Buckaroo's Flightgear Projects : A Nasal-Based Electrical System for Flightgear

Why did I write a nasal replacement for the built-in Flightgear system? The default Flightgear electrical system was created by Curt Olson, written in C, and hard-coded into Flightgear. Curt later abandoned development in favor of a new nasal-based system that more deeply models electrical details, including system loads. Syd Adams later embellished this system and used it in many of his aircraft models. These are excellent efforts, but they are difficult to port and customize for other aircraft models. Also, they have features that are beyond what I typically need or care about.

My interest is providing the ability to work through normal procedures and checklists. I'm not interested in modeling emergency procedures or component failures. While these are real possibilities, they are by design rare, and modeling them correctly is beyond my time and ability. Curt's original idea was a simpler scheme that concerned itself only with voltage propagation. The basic strategy is sufficient for most things I wanted to do, but in experimenting with it I found it has a few bugs, and since it's hard-coded into Flightgear, it doesn't give the ability to customize certain handlers. I decided to depart from it, and try developing the same idea independently in nasal. This way I can build exactly what I want, shake out the bugs, and make it extensible for the future. A nasal solution is less efficient than a built-in C solution, so I've tried to keep the system lightweight while maintaining useful functionality.

There are several significant differences between my system and the built-in Flightgear system. The built-in system defines suppliers, buses, components and connectors; my system has only components and connectors. A supplier is a component sub-type, and a bus is just a basic output component used in a bus context. My system offers advantages in switching and output handling. With a little thought, it's fairly easy to convert a configuration file for the default system over to my system.

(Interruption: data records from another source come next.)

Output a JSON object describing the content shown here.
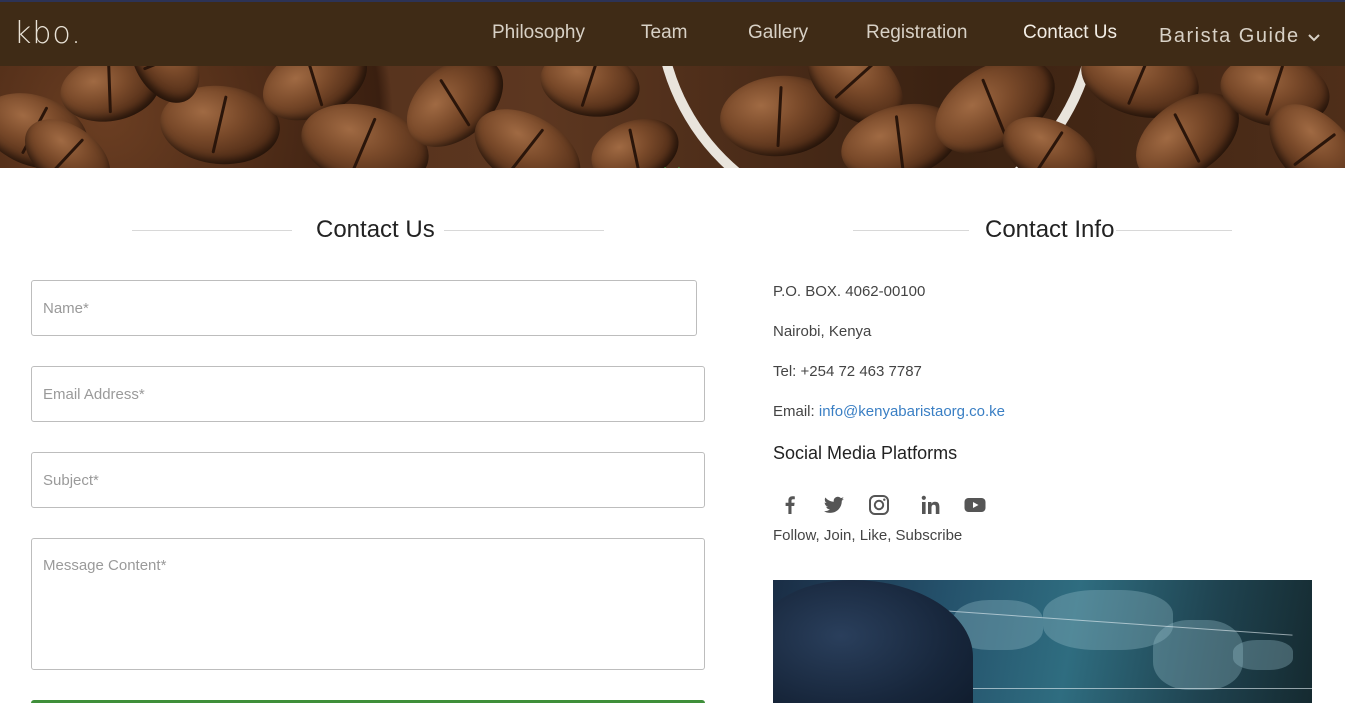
{
  "nav": {
    "logo": "kbo.",
    "items": [
      {
        "label": "Philosophy"
      },
      {
        "label": "Team"
      },
      {
        "label": "Gallery"
      },
      {
        "label": "Registration"
      },
      {
        "label": "Contact Us"
      }
    ],
    "dropdown_label": "Barista Guide"
  },
  "contact_form": {
    "title": "Contact Us",
    "name_placeholder": "Name*",
    "email_placeholder": "Email Address*",
    "subject_placeholder": "Subject*",
    "message_placeholder": "Message Content*"
  },
  "contact_info": {
    "title": "Contact Info",
    "po_box": "P.O. BOX. 4062-00100",
    "city": "Nairobi, Kenya",
    "tel": "Tel: +254 72 463 7787",
    "email_label": "Email:",
    "email_value": "info@kenyabaristaorg.co.ke",
    "social_title": "Social Media Platforms",
    "social_icons": [
      "facebook-icon",
      "twitter-icon",
      "instagram-icon",
      "linkedin-icon",
      "youtube-icon"
    ],
    "social_caption": "Follow, Join, Like, Subscribe"
  },
  "colors": {
    "navbar": "#3f2b16",
    "link": "#3a7fc4",
    "submit": "#3f8f3a",
    "scroll_chevron": "#3fae49"
  }
}
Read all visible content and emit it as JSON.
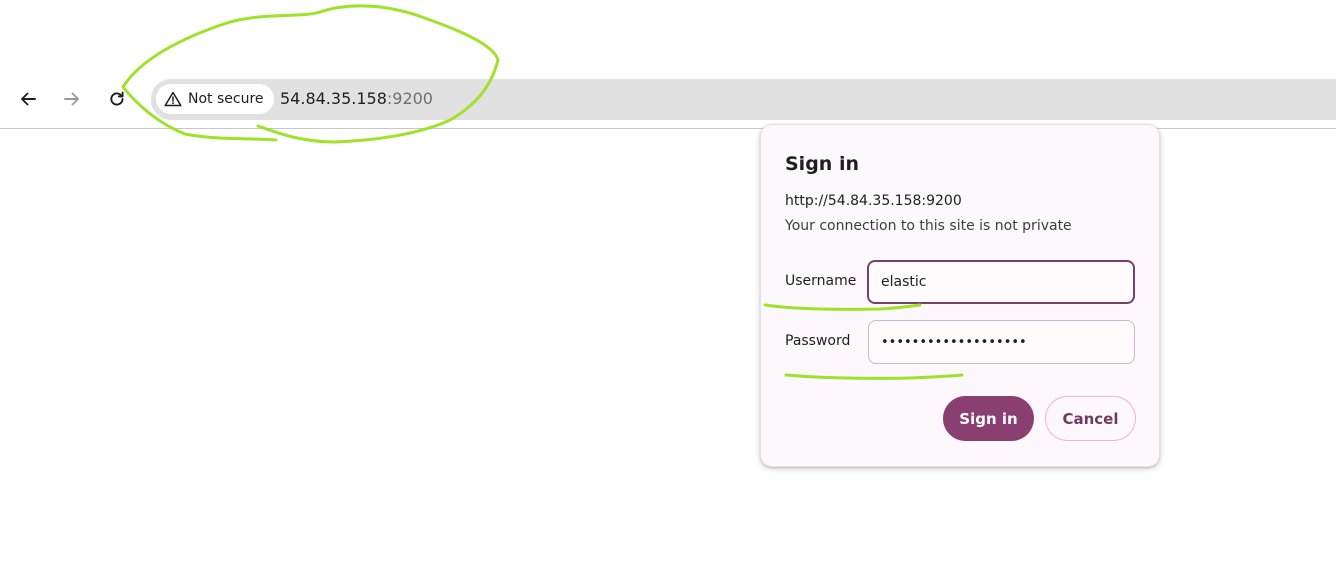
{
  "toolbar": {
    "back_icon": "arrow-left-icon",
    "forward_icon": "arrow-right-icon",
    "reload_icon": "reload-icon",
    "security_chip": {
      "icon": "warning-triangle-icon",
      "label": "Not secure"
    },
    "url": {
      "host": "54.84.35.158",
      "port": ":9200"
    }
  },
  "dialog": {
    "title": "Sign in",
    "origin": "http://54.84.35.158:9200",
    "note": "Your connection to this site is not private",
    "username": {
      "label": "Username",
      "value": "elastic"
    },
    "password": {
      "label": "Password",
      "value": "•••••••••••••••••••"
    },
    "sign_in_label": "Sign in",
    "cancel_label": "Cancel"
  },
  "annotation": {
    "color": "#9ee22a"
  }
}
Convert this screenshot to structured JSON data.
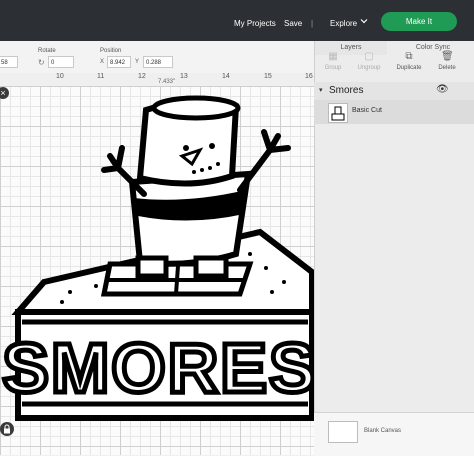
{
  "header": {
    "my_projects": "My Projects",
    "save": "Save",
    "divider": "|",
    "explore": "Explore",
    "make_it": "Make It"
  },
  "toolbar": {
    "size_value": "58",
    "rotate_label": "Rotate",
    "rotate_value": "0",
    "position_label": "Position",
    "x_label": "X",
    "x_value": "8.942",
    "y_label": "Y",
    "y_value": "0.288"
  },
  "ruler": {
    "ticks": [
      "10",
      "11",
      "12",
      "13",
      "14",
      "15",
      "16"
    ],
    "dimension_label": "7.433\""
  },
  "panel": {
    "tabs": [
      "Layers",
      "Color Sync"
    ],
    "tools": [
      "Group",
      "Ungroup",
      "Duplicate",
      "Delete"
    ],
    "group_name": "Smores",
    "layer_name": "Basic Cut",
    "blank_canvas": "Blank Canvas"
  },
  "design": {
    "text": "SMORES",
    "stroke_color": "#000000"
  },
  "colors": {
    "topbar": "#2c2f33",
    "make_it": "#1f9b55",
    "panel": "#ececec"
  }
}
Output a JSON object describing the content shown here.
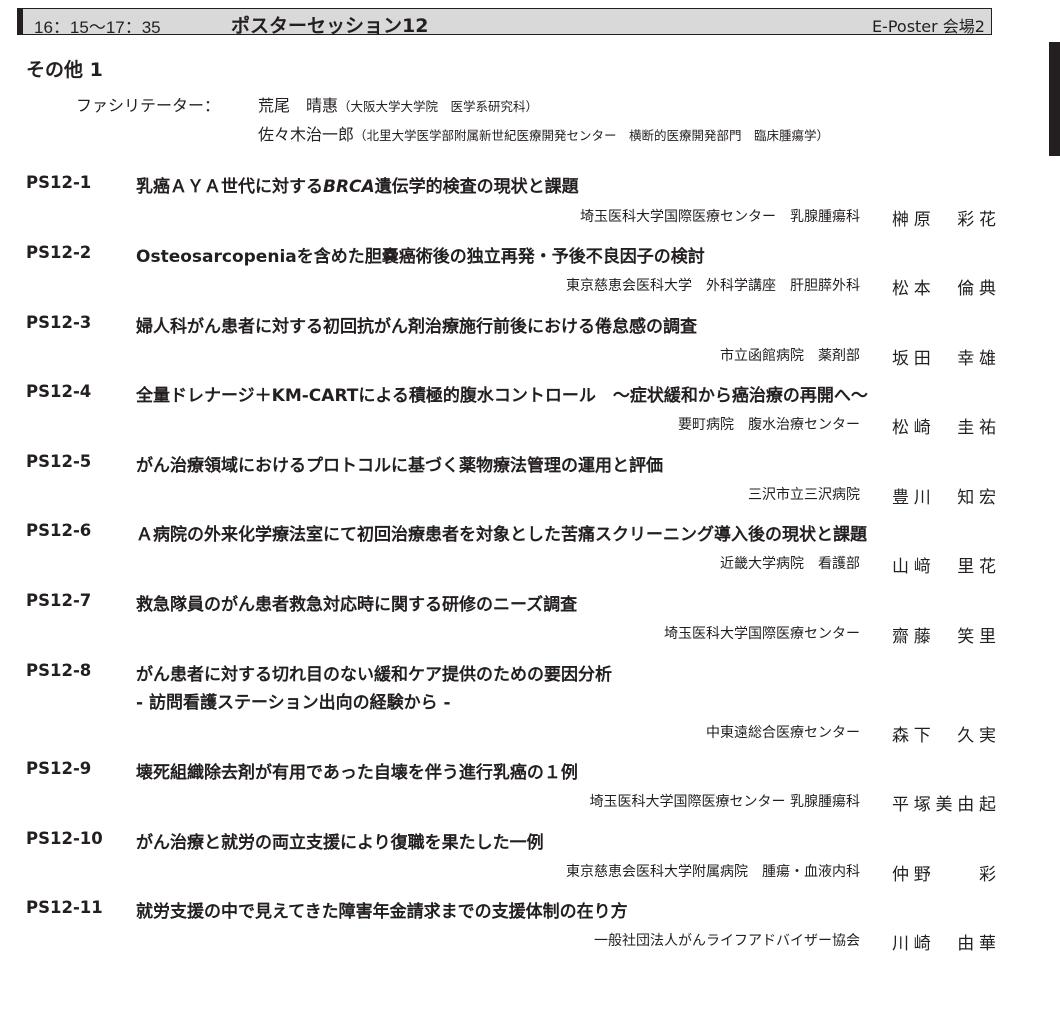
{
  "header": {
    "time": "16：15〜17：35",
    "title": "ポスターセッション12",
    "venue": "E-Poster 会場2"
  },
  "section": {
    "title": "その他 1"
  },
  "facilitators": {
    "label": "ファシリテーター：",
    "people": [
      {
        "name": "荒尾　晴惠",
        "affiliation": "（大阪大学大学院　医学系研究科）"
      },
      {
        "name": "佐々木治一郎",
        "affiliation": "（北里大学医学部附属新世紀医療開発センター　横断的医療開発部門　臨床腫瘍学）"
      }
    ]
  },
  "presentations": [
    {
      "id": "PS12-1",
      "title_pre": "乳癌ＡＹＡ世代に対する",
      "title_italic": "BRCA",
      "title_post": "遺伝学的検査の現状と課題",
      "affiliation": "埼玉医科大学国際医療センター　乳腺腫瘍科",
      "presenter": "榊原　彩花"
    },
    {
      "id": "PS12-2",
      "title": "Osteosarcopeniaを含めた胆嚢癌術後の独立再発・予後不良因子の検討",
      "affiliation": "東京慈恵会医科大学　外科学講座　肝胆膵外科",
      "presenter": "松本　倫典"
    },
    {
      "id": "PS12-3",
      "title": "婦人科がん患者に対する初回抗がん剤治療施行前後における倦怠感の調査",
      "affiliation": "市立函館病院　薬剤部",
      "presenter": "坂田　幸雄"
    },
    {
      "id": "PS12-4",
      "title": "全量ドレナージ＋KM-CARTによる積極的腹水コントロール　〜症状緩和から癌治療の再開へ〜",
      "affiliation": "要町病院　腹水治療センター",
      "presenter": "松崎　圭祐"
    },
    {
      "id": "PS12-5",
      "title": "がん治療領域におけるプロトコルに基づく薬物療法管理の運用と評価",
      "affiliation": "三沢市立三沢病院",
      "presenter": "豊川　知宏"
    },
    {
      "id": "PS12-6",
      "title": "Ａ病院の外来化学療法室にて初回治療患者を対象とした苦痛スクリーニング導入後の現状と課題",
      "affiliation": "近畿大学病院　看護部",
      "presenter": "山﨑　里花"
    },
    {
      "id": "PS12-7",
      "title": "救急隊員のがん患者救急対応時に関する研修のニーズ調査",
      "affiliation": "埼玉医科大学国際医療センター",
      "presenter": "齋藤　笑里"
    },
    {
      "id": "PS12-8",
      "title": "がん患者に対する切れ目のない緩和ケア提供のための要因分析",
      "subtitle": "- 訪問看護ステーション出向の経験から -",
      "affiliation": "中東遠総合医療センター",
      "presenter": "森下　久実"
    },
    {
      "id": "PS12-9",
      "title": "壊死組織除去剤が有用であった自壊を伴う進行乳癌の１例",
      "affiliation": "埼玉医科大学国際医療センター 乳腺腫瘍科",
      "presenter": "平塚美由起"
    },
    {
      "id": "PS12-10",
      "title": "がん治療と就労の両立支援により復職を果たした一例",
      "affiliation": "東京慈恵会医科大学附属病院　腫瘍・血液内科",
      "presenter": "仲野　　彩"
    },
    {
      "id": "PS12-11",
      "title": "就労支援の中で見えてきた障害年金請求までの支援体制の在り方",
      "affiliation": "一般社団法人がんライフアドバイザー協会",
      "presenter": "川崎　由華"
    }
  ]
}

The system works by first constructing a set of nasal data structures from your configuration data. These lists let the system access many data elements without going to the property tree, and make for fast look-ups. After the initialization stage, the system updates voltages 3 times a second (unless you change the update frequency) by first updating the status of souce components, and then sequentially working through each connector. This is why order of connectors is important. Whenever possible, I try to bypass non-essential routines to reduce unnecessary processing.

I've used this system successfully on several small aircraft projects. It's very easy to set up and get going. I have not tried it with a large and complex aircraft like an airliner, but I plan on trying it with my MD-80 project. When I do so, I'll report on my progress.

I've been pleased to find several developers either trying or using this system in their efforts. I welcome feedback, and would be happy to take ideas for enhancements.